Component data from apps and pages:
□ □ □ □ □ □ □

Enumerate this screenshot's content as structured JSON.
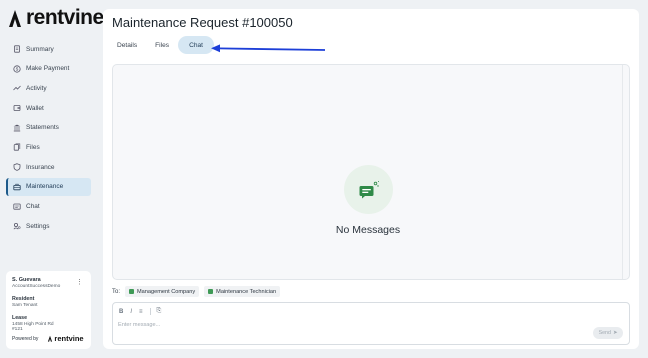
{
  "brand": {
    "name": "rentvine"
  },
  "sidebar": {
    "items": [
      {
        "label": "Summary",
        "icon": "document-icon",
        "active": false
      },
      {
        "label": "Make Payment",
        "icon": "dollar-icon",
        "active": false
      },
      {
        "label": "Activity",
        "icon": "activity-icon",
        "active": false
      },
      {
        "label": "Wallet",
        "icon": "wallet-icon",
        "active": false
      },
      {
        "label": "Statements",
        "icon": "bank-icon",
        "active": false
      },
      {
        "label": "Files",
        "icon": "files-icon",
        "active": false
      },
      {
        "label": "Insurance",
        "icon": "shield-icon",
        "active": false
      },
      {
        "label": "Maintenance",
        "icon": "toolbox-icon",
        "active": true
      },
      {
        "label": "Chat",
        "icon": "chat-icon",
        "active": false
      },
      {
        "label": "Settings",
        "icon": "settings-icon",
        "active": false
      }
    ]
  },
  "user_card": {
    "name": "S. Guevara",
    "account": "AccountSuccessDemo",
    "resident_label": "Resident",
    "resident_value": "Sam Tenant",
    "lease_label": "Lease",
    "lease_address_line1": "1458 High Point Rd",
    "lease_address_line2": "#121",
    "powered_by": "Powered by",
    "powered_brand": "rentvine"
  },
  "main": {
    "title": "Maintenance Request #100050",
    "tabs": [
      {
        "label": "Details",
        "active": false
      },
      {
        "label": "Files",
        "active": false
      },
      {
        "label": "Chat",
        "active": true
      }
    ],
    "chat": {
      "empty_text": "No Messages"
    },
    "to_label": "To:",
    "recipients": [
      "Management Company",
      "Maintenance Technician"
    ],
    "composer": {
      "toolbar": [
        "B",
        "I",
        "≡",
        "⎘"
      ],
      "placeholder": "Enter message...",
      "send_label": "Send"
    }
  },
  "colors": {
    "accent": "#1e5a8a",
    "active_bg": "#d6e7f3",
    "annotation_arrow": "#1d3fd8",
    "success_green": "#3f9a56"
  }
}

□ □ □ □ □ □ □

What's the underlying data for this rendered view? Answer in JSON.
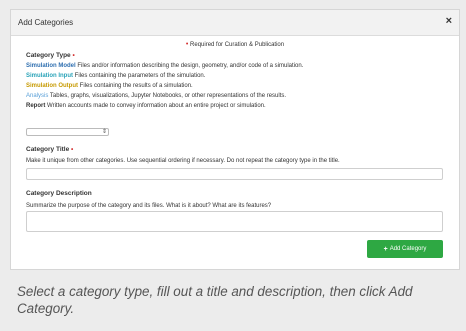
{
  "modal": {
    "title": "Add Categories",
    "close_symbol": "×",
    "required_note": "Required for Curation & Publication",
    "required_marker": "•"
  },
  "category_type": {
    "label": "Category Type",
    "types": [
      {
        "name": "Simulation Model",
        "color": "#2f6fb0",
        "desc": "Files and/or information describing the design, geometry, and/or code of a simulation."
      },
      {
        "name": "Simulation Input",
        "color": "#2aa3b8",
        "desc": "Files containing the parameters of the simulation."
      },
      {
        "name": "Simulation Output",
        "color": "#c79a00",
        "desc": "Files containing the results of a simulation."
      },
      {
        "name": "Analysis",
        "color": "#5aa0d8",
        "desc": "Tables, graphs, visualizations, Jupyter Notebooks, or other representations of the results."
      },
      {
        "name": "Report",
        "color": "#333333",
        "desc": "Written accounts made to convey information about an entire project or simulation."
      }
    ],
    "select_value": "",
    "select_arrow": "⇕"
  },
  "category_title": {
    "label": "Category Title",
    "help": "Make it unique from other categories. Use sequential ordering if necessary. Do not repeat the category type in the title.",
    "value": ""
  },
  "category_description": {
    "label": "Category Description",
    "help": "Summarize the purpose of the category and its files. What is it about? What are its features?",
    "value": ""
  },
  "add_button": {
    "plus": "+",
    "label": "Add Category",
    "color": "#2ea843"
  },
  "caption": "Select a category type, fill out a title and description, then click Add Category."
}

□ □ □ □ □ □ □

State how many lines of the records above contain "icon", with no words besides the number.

Response area: 10